North Korea rejects G8 criticism
Says it will bolster 'nuclear deterrent'
North Korea says it must bolster its nuclear capability to cope with a "hostile" U.S. policy amid high tension over the deadly sinking of a South Korean warship.
An international investigation concluded last month that North Korea torpedoed the warship Cheonan near the tense Korean sea border, killing 46 sailors.
North Korea denies the allegation and has warned that punishment could trigger war.
"The recent disturbing development on the Korean Peninsula underscores the need for (North Korea) to bolster its nuclear deterrent in a newly developed way to cope with the U.S. persistent hostile policy toward (the North) and military threat toward it," the North's Foreign Ministry said Monday in a release.
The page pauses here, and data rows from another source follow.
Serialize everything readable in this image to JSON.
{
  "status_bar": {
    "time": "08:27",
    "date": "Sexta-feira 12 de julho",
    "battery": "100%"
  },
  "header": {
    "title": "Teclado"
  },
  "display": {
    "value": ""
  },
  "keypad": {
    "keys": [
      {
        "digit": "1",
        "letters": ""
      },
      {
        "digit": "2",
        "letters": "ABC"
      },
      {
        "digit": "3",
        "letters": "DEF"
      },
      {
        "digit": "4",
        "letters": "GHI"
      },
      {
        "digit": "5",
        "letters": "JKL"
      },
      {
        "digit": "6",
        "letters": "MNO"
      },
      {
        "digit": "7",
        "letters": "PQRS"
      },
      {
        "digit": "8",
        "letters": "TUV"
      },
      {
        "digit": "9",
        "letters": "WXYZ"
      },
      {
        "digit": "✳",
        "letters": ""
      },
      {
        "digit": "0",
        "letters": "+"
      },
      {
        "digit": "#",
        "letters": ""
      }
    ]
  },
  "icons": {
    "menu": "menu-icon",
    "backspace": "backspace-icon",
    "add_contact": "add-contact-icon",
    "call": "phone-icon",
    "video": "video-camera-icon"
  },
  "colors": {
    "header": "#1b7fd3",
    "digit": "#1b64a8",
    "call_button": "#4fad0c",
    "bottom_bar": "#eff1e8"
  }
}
The statement, carried by the official Korean Central News Agency, didn't elaborate on how North Korea would strengthen its nuclear capability.
North Korea cites the threat of a nuclear attack from the U.S. as a main reason behind its drive to build atomic weapons. Pyongyang, which is believed to have enough weaponized plutonium for at least a half-dozen weapons, conducted its first nuclear test in 2006, drawing international condemnation and UN sanctions.
G8 condemns nuclear program
The warning came after top world leaders at a G8 meeting in Huntsville, Ont., on Saturday criticized North Korea over its nuclear program. The leaders also condemned the attack that led to the sinking of the Cheonan but didn't explicitly blame North Korea for it.
Backed by the U.S. and other countries, South Korea has taken its own punitive measures against North Korea, including trade restrictions.
The North reacted angrily, declaring it was cutting off ties with Seoul and threatening to attack.
South Korea has taken the issue to the UN Security Council to seek punishment for North Korea.